Top of Provided records

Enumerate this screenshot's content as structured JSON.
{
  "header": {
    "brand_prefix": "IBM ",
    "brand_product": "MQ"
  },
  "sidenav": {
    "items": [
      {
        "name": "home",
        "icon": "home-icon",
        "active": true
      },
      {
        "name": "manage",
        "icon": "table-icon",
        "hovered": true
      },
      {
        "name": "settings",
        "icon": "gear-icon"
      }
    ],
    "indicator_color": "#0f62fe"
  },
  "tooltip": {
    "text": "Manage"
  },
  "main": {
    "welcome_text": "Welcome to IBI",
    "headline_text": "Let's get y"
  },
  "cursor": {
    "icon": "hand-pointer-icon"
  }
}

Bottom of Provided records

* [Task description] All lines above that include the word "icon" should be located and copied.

* [Task answer]
        "icon": "home-icon",
        "icon": "table-icon",
        "icon": "gear-icon"
    "icon": "hand-pointer-icon"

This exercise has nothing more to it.